Staff provided good care and treatment, gave patients enough to eat and drink, and gave them pain relief when they needed it. Managers made sure staff were competent. Staff worked well together for the benefit of patients, advised them on how to lead healthier lives and supported them to make decisions about their care. Key services were available seven days a week.

Staff treated patients with compassion and kindness, respected their privacy and dignity, took account of their individual needs, and helped them understand their conditions. They provided emotional support to patients, families and carers.

The service planned care to meet the needs of local people, took account of patients’ individual needs, and made it easy for people to give feedback. People could access the service when they needed it and did not have to wait too long for treatment.

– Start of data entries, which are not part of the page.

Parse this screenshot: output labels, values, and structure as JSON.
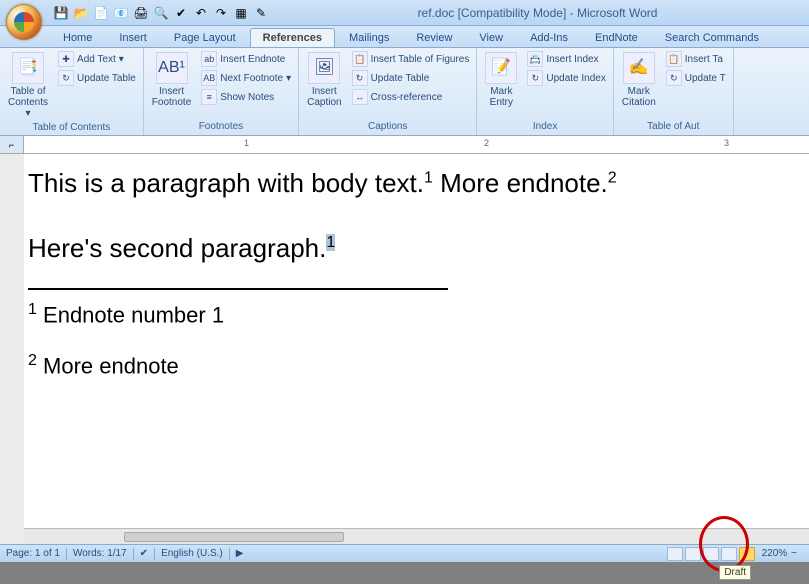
{
  "title": "ref.doc [Compatibility Mode] - Microsoft Word",
  "qat": {
    "save": "💾",
    "open": "📂",
    "new": "📄",
    "mail": "📧",
    "print": "🖨",
    "preview": "🔍",
    "spell": "✔",
    "undo": "↶",
    "redo": "↷",
    "table": "▦",
    "review": "✎"
  },
  "tabs": [
    "Home",
    "Insert",
    "Page Layout",
    "References",
    "Mailings",
    "Review",
    "View",
    "Add-Ins",
    "EndNote",
    "Search Commands"
  ],
  "active_tab": "References",
  "ribbon": {
    "g1": {
      "label": "Table of Contents",
      "toc": "Table of\nContents",
      "addtext": "Add Text",
      "update": "Update Table"
    },
    "g2": {
      "label": "Footnotes",
      "insert": "Insert\nFootnote",
      "ab": "AB¹",
      "endnote": "Insert Endnote",
      "next": "Next Footnote",
      "show": "Show Notes"
    },
    "g3": {
      "label": "Captions",
      "caption": "Insert\nCaption",
      "tof": "Insert Table of Figures",
      "update": "Update Table",
      "xref": "Cross-reference"
    },
    "g4": {
      "label": "Index",
      "mark": "Mark\nEntry",
      "insert": "Insert Index",
      "update": "Update Index"
    },
    "g5": {
      "label": "Table of Aut",
      "mark": "Mark\nCitation",
      "insert": "Insert Ta",
      "update": "Update T"
    }
  },
  "ruler": [
    "1",
    "2",
    "3"
  ],
  "document": {
    "p1a": "This is a paragraph with body text.",
    "p1b": "  More endnote.",
    "p2": "Here's second paragraph.",
    "en1": "Endnote number 1",
    "en2": "More endnote"
  },
  "status": {
    "page": "Page: 1 of 1",
    "words": "Words: 1/17",
    "lang": "English (U.S.)",
    "zoom": "220%"
  },
  "tooltip": "Draft"
}
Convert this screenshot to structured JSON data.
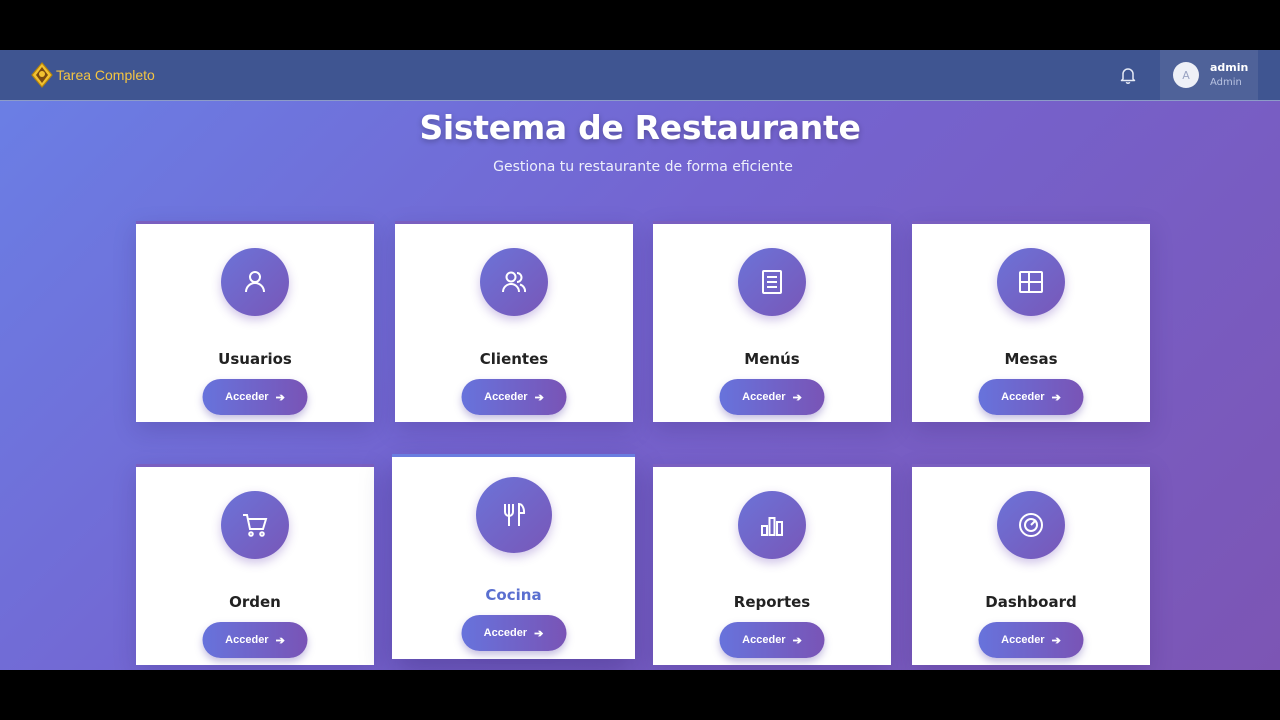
{
  "navbar": {
    "brand_name": "Tarea Completo",
    "user_initial": "A",
    "user_name": "admin",
    "user_role": "Admin"
  },
  "hero": {
    "title": "Sistema de Restaurante",
    "subtitle": "Gestiona tu restaurante de forma eficiente"
  },
  "modules": [
    {
      "label": "Usuarios",
      "button": "Acceder",
      "icon": "user-icon"
    },
    {
      "label": "Clientes",
      "button": "Acceder",
      "icon": "users-icon"
    },
    {
      "label": "Menús",
      "button": "Acceder",
      "icon": "menu-list-icon"
    },
    {
      "label": "Mesas",
      "button": "Acceder",
      "icon": "table-layout-icon"
    },
    {
      "label": "Orden",
      "button": "Acceder",
      "icon": "cart-icon"
    },
    {
      "label": "Cocina",
      "button": "Acceder",
      "icon": "fork-knife-icon"
    },
    {
      "label": "Reportes",
      "button": "Acceder",
      "icon": "bar-chart-icon"
    },
    {
      "label": "Dashboard",
      "button": "Acceder",
      "icon": "gauge-icon"
    }
  ],
  "colors": {
    "navbar": "#3f5591",
    "accent_start": "#6773dc",
    "accent_end": "#7954b6",
    "brand_text": "#f4c542",
    "active_label": "#5a6fd0"
  }
}
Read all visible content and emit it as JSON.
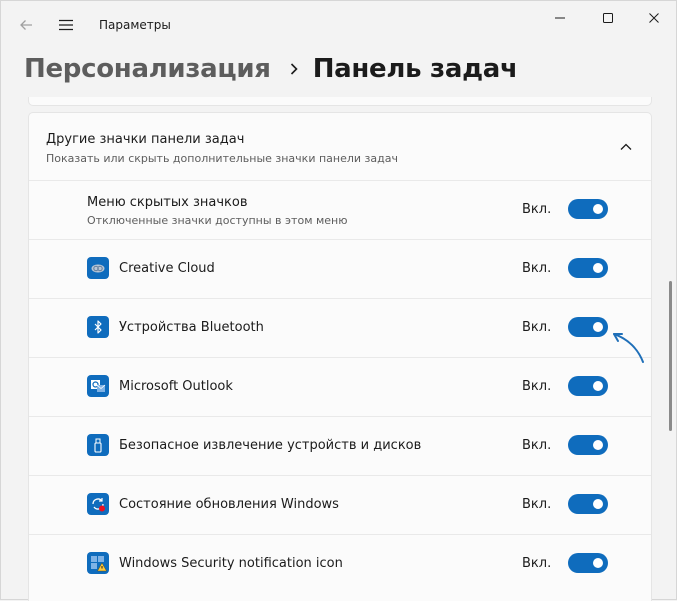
{
  "window": {
    "app_title": "Параметры",
    "icons": {
      "back": "back-arrow-icon",
      "menu": "hamburger-menu-icon",
      "minimize": "minimize-icon",
      "maximize": "maximize-icon",
      "close": "close-icon"
    }
  },
  "header": {
    "parent": "Персонализация",
    "current": "Панель задач"
  },
  "group": {
    "title": "Другие значки панели задач",
    "subtitle": "Показать или скрыть дополнительные значки панели задач",
    "expanded": true
  },
  "hidden_menu": {
    "title": "Меню скрытых значков",
    "description": "Отключенные значки доступны в этом меню",
    "state": "Вкл.",
    "on": true
  },
  "items": [
    {
      "label": "Creative Cloud",
      "state": "Вкл.",
      "on": true,
      "icon": "creative-cloud-icon"
    },
    {
      "label": "Устройства Bluetooth",
      "state": "Вкл.",
      "on": true,
      "icon": "bluetooth-icon"
    },
    {
      "label": "Microsoft Outlook",
      "state": "Вкл.",
      "on": true,
      "icon": "outlook-icon"
    },
    {
      "label": "Безопасное извлечение устройств и дисков",
      "state": "Вкл.",
      "on": true,
      "icon": "usb-drive-icon"
    },
    {
      "label": "Состояние обновления Windows",
      "state": "Вкл.",
      "on": true,
      "icon": "windows-update-icon"
    },
    {
      "label": "Windows Security notification icon",
      "state": "Вкл.",
      "on": true,
      "icon": "windows-security-icon"
    }
  ],
  "colors": {
    "accent": "#0f6cbd",
    "background": "#f3f3f3",
    "card": "#fbfbfb",
    "annotation": "#1f6fb8"
  }
}
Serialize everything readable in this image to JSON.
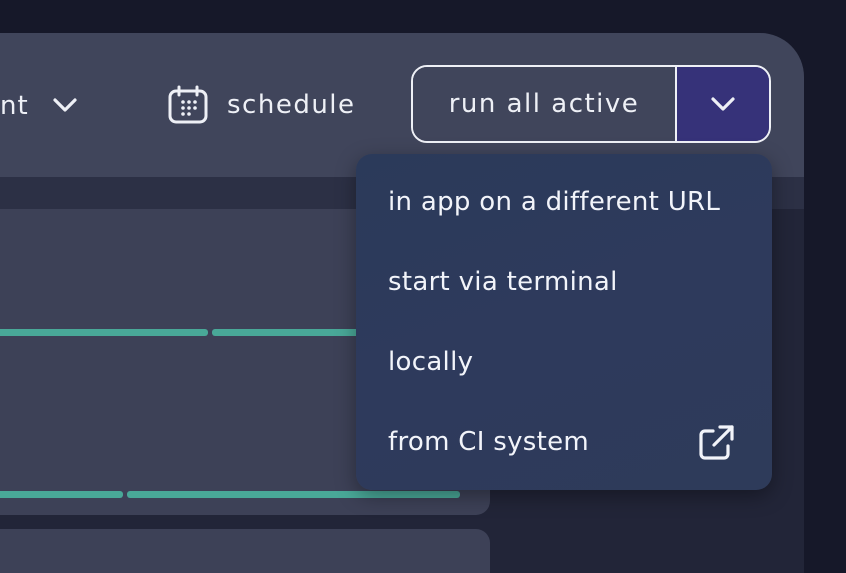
{
  "header": {
    "environment_label_partial": "nt",
    "schedule_label": "schedule",
    "run_button_label": "run all active"
  },
  "dropdown": {
    "items": [
      {
        "label": "in app on a different URL",
        "icon": null
      },
      {
        "label": "start via terminal",
        "icon": null
      },
      {
        "label": "locally",
        "icon": null
      },
      {
        "label": "from CI system",
        "icon": "external-link-icon"
      }
    ]
  },
  "icons": {
    "environment_chevron": "chevron-down-icon",
    "schedule": "calendar-icon",
    "split_toggle": "chevron-down-icon"
  },
  "colors": {
    "background": "#161829",
    "panel": "#222538",
    "header": "#40455b",
    "accent_purple": "#363279",
    "progress_green": "#49a898",
    "dropdown_bg": "#2e3a5c",
    "text": "#eef0f6"
  },
  "progress": {
    "row1_fraction": 1.0,
    "row2_fraction": 1.0
  }
}
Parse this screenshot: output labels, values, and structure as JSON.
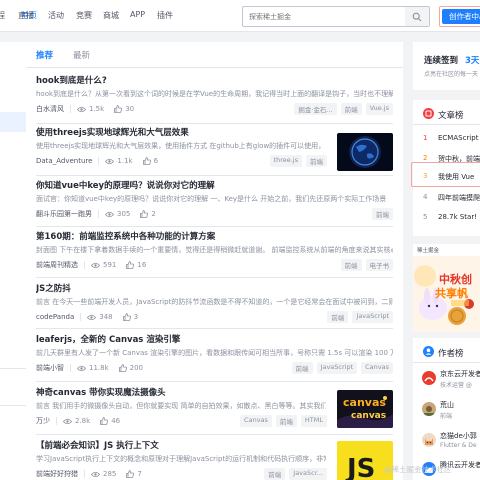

However:

The provider did not have effective processes in place to check that risks were reviewed in a timely way, or that important tasks had been completed, such as checking medicine stocks, checking that the emergency equipment was safe and cleaning.

Incident reports were not always fully completed, and managers could not provide evidence that the service was investigating and learning from complaints and incidents.

The safeguarding policy did not reflect current practice for safeguarding children. Not all therapy staff had completed safeguarding training, in line with the hospital’s target.

Not all non-clinical staff received an annual appraisal.

The report will be published on the CQC website today, Wednesday, December 15.

The Care Quality Commission (CQC) is the independent regulator of health and social care in England. We make sure health and social care services provide people with safe, effective, caring, well-led and responsive care, and we encourage care services to improve. We monitor, inspect and regulate services to make sure they meet fundamental standards of quality and safety and we publish what we find to help people choose care.